The Depression, The Cold War, and The Chemist | M. F. McAuliffe

(Torrance, California, 1986)

He lashes out at the dark, at Alice and anyone or anything around him in that box of a condo. The dark’s around him when he’s drunk, when he’s not drunk, when he’s awake, when he’s asleep, when he breathes. Thick as thunder, thick as hills.

Resentful, panicked, overburdened—

He was born into a Finnish farming family in Big Sky Montana. The Great Depression struck. Drought and the dust storms struck, thickened the air until it was earth and the cattle dropped in the fields. His mother was sick. His father went away to look for work.

He drinks because he was that little boy. Cold sweating bottle after cold sweating bottle to drown his mind if he can’t drown his pain. He believes and does not believe that he deserves to be abandoned, ten years old in a chaos of Montana prairie, dead cattle and a skin-stripping wind, told to make a farm of it, told if he doesn’t his mother and brothers will starve.

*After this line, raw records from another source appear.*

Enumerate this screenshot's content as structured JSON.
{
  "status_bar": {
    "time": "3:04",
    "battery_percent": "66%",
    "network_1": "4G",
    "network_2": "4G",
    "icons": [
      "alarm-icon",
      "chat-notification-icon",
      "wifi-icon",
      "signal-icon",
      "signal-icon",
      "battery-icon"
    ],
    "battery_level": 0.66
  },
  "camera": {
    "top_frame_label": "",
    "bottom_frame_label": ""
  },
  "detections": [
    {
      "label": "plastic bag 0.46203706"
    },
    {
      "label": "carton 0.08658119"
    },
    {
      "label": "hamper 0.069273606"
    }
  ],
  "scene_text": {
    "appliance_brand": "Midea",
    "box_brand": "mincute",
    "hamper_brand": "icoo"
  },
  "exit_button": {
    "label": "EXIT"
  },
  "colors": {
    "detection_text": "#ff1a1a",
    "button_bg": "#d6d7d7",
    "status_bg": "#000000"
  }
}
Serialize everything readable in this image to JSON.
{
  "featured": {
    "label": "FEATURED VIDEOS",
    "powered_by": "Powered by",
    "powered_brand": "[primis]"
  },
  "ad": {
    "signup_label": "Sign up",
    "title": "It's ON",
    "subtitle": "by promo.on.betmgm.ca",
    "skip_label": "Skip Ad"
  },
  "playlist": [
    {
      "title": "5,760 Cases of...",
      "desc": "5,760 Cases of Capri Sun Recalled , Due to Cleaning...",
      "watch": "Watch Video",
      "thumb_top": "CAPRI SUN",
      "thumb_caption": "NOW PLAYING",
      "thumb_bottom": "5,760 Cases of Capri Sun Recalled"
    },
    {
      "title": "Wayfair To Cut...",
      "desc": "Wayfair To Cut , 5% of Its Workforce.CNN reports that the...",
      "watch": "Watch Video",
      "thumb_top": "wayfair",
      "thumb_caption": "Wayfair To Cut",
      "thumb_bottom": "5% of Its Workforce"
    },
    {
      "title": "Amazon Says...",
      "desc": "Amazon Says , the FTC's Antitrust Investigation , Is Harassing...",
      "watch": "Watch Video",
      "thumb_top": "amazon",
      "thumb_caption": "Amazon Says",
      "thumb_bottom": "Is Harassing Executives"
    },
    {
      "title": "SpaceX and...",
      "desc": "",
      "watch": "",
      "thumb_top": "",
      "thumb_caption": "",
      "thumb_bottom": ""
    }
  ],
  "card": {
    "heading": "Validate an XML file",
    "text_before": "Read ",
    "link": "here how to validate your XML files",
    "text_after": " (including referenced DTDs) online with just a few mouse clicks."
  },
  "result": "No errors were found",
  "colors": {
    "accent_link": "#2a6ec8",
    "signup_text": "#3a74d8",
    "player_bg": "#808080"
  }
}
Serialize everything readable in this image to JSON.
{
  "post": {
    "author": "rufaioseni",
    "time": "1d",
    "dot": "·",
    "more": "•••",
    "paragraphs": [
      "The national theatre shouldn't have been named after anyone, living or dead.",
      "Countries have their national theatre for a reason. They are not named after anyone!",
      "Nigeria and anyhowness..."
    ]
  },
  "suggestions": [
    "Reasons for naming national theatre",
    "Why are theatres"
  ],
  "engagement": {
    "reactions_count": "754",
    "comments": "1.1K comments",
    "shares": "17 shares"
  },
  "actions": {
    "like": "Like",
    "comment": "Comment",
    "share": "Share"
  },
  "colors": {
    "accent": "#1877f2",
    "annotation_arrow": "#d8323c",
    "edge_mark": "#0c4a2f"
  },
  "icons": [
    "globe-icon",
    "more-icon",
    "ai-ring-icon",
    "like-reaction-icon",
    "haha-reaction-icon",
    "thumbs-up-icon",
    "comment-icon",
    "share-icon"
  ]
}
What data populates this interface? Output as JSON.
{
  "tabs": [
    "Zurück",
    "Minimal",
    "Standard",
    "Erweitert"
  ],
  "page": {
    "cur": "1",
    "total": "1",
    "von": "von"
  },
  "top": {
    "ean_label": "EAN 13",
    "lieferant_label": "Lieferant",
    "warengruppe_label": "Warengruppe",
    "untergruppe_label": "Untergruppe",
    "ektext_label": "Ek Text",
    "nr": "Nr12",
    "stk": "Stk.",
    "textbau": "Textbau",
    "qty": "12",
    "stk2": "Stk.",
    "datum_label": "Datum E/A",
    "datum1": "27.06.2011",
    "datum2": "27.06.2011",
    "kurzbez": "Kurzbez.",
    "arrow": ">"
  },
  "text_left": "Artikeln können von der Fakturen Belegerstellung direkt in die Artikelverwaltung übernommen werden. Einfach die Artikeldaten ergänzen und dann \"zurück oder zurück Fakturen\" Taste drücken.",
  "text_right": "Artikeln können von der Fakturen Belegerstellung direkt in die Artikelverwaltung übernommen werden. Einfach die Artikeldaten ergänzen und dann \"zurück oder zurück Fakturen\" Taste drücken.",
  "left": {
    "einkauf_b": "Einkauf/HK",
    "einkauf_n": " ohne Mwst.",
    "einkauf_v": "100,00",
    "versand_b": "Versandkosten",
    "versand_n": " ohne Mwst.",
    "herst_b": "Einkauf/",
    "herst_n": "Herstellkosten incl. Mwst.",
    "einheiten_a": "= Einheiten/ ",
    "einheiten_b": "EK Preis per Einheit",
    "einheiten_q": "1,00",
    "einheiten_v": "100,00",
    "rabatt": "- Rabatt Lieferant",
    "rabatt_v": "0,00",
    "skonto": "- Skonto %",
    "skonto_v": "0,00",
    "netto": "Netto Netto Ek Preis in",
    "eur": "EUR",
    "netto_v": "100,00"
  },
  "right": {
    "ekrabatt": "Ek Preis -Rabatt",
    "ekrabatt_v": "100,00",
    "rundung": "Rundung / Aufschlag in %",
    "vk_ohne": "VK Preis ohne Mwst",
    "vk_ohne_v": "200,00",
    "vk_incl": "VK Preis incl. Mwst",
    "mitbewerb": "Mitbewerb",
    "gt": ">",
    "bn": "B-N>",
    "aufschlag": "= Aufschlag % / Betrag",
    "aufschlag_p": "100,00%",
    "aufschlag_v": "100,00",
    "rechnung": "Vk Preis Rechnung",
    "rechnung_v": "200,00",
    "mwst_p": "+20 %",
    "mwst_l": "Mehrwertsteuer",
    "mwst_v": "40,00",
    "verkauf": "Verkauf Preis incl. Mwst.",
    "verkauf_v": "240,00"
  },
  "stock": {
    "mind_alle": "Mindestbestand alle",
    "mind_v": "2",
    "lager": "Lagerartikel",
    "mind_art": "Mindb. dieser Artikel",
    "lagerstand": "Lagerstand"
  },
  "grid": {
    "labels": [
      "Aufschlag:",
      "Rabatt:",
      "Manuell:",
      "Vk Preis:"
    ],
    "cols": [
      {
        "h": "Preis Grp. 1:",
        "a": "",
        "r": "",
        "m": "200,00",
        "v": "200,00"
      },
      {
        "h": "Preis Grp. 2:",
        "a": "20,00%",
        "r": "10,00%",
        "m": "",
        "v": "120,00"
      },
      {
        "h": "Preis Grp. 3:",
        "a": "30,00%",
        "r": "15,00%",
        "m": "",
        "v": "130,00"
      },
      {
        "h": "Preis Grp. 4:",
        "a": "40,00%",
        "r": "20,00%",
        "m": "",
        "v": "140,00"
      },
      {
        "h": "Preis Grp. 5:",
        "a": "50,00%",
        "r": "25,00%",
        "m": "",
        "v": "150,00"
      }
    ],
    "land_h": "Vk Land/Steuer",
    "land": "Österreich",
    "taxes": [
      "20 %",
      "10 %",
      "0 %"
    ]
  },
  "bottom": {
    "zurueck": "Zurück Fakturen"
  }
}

Farming the wind.

He spent his adult working life as a chemist. He worked on The Bomb all through the fifties, as an X-ray crystallographer after. Every one of his children, by two wives, was physically or mentally handicapped.

He lashes out at Alice and the condo and the confines of his time and place and fate. The handicaps aren’t Alice’s fault. They aren’t even his.

He knows what the radiation’s done. He didn’t know for years; then he let himself suspect. And after that the job he had was still the best job he could get; he had to pay for medical care for his kids.

He feels inhuman. The years-long storm he couldn’t beat, the sand and dust and ash and thunder and hunger and fury and guilt and despair. He feels like an outcast, he feels like a reptile, he feels like a monster. Breaks things—wooden things, glass things, plastic things—Screams, eyes bloodshot, watering, lips flecked, hands, clothes bloody. Drives Alice out.

He wants to feel like a monster.

A monster has some sort of power.

M. F. McAuliffe is co-founder of Gobshite Quarterly and GobQ Books, and author of Seattle and The Crucifixes and Other Friday Poems. “The Depression, The Cold War, and The Chemist” is part of her forthcoming collection, I’m Afraid of Americans.